INPUT DATA ▸
↓↓↓

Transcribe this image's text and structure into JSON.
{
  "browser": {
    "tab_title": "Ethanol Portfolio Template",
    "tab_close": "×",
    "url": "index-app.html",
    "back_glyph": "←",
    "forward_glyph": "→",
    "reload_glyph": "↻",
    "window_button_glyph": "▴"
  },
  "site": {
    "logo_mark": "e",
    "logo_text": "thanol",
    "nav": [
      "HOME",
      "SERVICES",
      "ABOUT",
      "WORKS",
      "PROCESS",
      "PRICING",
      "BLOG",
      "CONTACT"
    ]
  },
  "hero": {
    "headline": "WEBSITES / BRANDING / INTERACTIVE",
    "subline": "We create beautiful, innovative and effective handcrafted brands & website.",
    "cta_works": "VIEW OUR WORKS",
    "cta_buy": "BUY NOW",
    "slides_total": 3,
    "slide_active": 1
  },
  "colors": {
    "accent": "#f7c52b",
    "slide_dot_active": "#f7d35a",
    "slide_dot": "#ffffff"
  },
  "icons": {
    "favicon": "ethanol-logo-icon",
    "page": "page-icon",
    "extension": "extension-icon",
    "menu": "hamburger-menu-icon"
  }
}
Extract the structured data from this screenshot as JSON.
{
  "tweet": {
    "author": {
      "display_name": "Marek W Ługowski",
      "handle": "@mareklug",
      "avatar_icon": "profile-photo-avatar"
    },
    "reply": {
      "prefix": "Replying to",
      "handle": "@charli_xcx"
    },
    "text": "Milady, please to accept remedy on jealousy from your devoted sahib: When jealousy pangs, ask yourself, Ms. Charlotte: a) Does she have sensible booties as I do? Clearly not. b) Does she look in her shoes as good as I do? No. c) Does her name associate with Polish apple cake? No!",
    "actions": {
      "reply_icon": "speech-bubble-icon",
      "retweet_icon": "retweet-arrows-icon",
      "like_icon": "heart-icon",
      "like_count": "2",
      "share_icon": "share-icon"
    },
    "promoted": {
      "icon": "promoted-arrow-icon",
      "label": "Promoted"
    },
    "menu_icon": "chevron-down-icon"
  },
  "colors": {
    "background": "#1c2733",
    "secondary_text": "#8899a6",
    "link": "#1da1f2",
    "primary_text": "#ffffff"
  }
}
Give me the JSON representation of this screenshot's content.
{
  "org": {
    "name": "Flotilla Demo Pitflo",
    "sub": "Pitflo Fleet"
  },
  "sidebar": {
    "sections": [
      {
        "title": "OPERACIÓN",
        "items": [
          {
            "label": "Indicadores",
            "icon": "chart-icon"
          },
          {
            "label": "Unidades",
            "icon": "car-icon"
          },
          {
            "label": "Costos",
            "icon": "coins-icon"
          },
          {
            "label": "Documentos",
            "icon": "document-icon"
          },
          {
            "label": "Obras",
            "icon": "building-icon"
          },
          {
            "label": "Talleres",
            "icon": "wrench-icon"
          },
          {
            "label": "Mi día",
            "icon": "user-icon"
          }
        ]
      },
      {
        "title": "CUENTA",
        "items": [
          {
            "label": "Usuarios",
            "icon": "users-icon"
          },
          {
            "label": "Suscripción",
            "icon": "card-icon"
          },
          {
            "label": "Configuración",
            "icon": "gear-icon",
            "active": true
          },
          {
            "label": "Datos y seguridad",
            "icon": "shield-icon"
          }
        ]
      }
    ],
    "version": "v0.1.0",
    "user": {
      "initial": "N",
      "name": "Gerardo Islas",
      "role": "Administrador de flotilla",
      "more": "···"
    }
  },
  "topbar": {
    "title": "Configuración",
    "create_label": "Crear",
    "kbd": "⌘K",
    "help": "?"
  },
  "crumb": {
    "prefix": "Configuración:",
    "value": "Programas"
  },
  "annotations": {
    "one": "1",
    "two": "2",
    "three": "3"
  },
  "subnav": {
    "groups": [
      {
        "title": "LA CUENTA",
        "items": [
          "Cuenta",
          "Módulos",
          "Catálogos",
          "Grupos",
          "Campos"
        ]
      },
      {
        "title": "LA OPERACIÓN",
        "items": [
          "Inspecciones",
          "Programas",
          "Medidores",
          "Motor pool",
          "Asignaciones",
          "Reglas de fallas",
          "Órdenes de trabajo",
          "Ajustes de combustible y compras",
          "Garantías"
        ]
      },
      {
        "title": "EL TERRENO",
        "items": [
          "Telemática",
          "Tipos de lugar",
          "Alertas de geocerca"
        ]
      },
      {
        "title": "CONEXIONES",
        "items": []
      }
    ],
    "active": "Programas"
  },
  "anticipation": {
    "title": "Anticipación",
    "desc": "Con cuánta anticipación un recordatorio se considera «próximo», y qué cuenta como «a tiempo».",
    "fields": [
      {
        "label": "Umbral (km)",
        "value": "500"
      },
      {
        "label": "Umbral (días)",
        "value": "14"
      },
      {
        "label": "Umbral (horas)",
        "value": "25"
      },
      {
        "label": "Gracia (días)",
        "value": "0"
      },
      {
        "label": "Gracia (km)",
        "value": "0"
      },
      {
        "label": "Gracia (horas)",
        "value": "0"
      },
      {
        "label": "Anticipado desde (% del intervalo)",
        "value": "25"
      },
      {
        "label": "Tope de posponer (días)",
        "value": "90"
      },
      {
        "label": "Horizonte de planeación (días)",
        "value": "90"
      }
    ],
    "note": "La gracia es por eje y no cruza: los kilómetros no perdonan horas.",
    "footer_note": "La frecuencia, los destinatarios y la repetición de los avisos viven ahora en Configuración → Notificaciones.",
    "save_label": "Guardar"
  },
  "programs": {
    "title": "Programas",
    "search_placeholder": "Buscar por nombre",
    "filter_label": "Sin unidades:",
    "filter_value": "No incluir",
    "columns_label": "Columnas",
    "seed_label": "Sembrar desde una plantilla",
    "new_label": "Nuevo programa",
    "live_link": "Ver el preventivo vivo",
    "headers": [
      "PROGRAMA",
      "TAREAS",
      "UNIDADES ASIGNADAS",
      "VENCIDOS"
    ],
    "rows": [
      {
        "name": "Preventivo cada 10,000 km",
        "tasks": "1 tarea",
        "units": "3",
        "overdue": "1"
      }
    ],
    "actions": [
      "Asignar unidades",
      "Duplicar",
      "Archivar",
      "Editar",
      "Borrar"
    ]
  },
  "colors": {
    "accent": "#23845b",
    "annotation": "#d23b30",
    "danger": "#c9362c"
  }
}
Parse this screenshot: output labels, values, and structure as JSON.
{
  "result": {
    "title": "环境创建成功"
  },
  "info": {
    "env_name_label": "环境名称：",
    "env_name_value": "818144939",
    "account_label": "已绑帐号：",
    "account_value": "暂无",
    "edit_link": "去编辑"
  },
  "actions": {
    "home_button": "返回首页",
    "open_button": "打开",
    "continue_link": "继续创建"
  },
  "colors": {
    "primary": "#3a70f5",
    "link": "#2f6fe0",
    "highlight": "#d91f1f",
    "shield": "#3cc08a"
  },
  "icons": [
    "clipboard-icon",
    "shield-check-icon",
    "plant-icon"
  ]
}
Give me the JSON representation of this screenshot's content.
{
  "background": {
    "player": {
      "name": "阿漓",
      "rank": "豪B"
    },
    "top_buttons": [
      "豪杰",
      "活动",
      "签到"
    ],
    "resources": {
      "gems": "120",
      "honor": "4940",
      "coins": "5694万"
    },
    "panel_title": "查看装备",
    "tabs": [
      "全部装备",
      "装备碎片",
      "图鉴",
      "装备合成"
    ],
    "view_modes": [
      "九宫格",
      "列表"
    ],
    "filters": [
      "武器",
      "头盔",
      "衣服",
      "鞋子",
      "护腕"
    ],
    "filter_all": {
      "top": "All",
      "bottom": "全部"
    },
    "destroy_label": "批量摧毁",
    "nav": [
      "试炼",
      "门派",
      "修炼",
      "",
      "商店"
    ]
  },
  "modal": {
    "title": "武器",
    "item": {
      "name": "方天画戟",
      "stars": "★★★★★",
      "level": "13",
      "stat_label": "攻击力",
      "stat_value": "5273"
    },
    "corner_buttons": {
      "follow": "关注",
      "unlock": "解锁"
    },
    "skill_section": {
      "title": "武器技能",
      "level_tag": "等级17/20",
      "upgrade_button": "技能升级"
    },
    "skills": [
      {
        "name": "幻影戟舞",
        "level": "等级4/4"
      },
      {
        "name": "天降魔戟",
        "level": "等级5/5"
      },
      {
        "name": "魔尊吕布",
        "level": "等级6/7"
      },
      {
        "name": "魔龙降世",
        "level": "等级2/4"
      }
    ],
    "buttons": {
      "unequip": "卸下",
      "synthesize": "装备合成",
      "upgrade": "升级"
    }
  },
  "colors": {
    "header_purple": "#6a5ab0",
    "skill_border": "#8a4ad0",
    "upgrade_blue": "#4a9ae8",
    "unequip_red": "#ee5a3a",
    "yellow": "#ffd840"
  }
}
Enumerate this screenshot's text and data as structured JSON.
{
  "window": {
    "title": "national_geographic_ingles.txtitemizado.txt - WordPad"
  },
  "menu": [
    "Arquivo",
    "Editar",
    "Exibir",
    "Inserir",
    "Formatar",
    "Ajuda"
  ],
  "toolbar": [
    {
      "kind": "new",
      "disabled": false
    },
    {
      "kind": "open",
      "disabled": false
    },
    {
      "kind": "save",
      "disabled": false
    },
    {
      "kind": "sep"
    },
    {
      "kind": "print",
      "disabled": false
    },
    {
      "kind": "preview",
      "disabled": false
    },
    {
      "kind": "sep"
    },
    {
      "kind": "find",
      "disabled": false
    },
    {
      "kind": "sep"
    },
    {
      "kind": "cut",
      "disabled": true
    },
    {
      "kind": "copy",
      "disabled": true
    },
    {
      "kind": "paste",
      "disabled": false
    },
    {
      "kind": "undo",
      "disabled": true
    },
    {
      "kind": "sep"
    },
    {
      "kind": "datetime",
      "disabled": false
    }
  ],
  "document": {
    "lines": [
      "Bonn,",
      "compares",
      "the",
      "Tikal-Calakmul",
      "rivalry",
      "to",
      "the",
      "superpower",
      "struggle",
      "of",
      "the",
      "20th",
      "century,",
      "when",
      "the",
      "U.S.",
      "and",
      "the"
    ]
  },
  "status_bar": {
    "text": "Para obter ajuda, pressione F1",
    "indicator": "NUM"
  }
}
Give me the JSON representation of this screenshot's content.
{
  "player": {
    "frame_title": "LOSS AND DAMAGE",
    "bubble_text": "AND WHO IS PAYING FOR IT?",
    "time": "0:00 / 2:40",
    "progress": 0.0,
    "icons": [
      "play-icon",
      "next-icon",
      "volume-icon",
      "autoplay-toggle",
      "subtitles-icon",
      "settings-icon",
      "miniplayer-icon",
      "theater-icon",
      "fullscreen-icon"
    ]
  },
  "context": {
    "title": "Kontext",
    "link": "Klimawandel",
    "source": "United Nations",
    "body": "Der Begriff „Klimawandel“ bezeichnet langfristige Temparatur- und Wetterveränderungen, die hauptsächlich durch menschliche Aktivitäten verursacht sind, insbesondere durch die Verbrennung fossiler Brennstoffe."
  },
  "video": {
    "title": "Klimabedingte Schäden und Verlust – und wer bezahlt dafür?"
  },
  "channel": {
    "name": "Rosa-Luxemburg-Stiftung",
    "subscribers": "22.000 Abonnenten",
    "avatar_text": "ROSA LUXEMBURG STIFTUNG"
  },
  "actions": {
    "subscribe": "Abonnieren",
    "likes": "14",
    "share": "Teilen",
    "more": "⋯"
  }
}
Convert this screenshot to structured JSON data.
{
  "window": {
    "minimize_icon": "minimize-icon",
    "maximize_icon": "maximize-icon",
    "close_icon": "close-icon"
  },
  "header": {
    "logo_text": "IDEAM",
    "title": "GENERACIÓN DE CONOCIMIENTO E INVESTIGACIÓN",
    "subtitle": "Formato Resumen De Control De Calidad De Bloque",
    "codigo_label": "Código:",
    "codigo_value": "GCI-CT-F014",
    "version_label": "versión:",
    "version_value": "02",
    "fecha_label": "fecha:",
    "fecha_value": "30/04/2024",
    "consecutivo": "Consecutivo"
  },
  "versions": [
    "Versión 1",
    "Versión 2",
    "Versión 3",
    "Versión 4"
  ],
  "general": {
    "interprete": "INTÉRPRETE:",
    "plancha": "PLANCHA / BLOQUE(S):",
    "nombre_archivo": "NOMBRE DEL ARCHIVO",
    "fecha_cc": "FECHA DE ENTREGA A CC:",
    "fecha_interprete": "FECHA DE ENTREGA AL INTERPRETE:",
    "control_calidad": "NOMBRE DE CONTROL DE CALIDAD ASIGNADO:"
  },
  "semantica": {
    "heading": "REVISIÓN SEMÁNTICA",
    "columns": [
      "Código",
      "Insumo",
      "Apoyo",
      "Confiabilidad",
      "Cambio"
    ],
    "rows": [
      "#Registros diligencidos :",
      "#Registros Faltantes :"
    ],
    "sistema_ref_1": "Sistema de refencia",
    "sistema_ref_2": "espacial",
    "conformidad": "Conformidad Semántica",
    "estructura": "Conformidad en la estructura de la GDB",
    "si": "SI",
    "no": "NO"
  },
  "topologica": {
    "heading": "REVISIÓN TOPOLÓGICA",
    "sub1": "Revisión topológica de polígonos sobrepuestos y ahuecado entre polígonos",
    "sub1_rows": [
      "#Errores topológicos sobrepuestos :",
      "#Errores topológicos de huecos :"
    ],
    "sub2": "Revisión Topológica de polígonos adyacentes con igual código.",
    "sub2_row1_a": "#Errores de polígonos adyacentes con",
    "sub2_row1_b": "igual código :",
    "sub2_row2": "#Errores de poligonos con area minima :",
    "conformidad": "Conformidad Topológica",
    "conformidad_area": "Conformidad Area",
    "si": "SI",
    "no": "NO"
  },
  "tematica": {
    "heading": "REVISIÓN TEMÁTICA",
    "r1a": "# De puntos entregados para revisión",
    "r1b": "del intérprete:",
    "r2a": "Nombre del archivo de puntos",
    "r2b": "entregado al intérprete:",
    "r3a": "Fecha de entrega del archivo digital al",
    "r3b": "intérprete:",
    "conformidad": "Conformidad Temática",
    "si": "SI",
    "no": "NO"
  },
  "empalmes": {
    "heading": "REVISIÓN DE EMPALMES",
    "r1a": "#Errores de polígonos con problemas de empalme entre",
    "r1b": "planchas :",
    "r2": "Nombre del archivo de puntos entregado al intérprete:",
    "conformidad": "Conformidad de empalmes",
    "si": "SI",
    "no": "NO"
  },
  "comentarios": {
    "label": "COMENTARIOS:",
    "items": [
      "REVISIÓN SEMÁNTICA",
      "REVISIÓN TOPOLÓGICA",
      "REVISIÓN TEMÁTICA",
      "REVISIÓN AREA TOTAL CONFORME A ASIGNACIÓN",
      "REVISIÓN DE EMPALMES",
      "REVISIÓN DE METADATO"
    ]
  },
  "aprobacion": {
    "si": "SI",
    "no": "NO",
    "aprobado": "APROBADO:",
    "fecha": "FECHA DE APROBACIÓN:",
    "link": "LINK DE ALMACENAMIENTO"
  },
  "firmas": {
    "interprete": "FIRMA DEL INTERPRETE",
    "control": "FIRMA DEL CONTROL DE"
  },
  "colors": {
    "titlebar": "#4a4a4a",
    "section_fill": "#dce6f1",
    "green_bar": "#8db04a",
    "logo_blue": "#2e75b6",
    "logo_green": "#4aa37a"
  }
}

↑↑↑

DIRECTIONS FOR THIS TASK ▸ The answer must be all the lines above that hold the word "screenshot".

RESPONSE AREA ▸
Extract the structured data from this screenshot as JSON.
Give me the JSON representation of this screenshot's content.
Parse this screenshot: output labels, values, and structure as JSON.
Give me the JSON representation of this screenshot's content.
Enumerate this screenshot's text and data as structured JSON.
Give me the JSON representation of this screenshot's content.
Convert this screenshot to structured JSON data.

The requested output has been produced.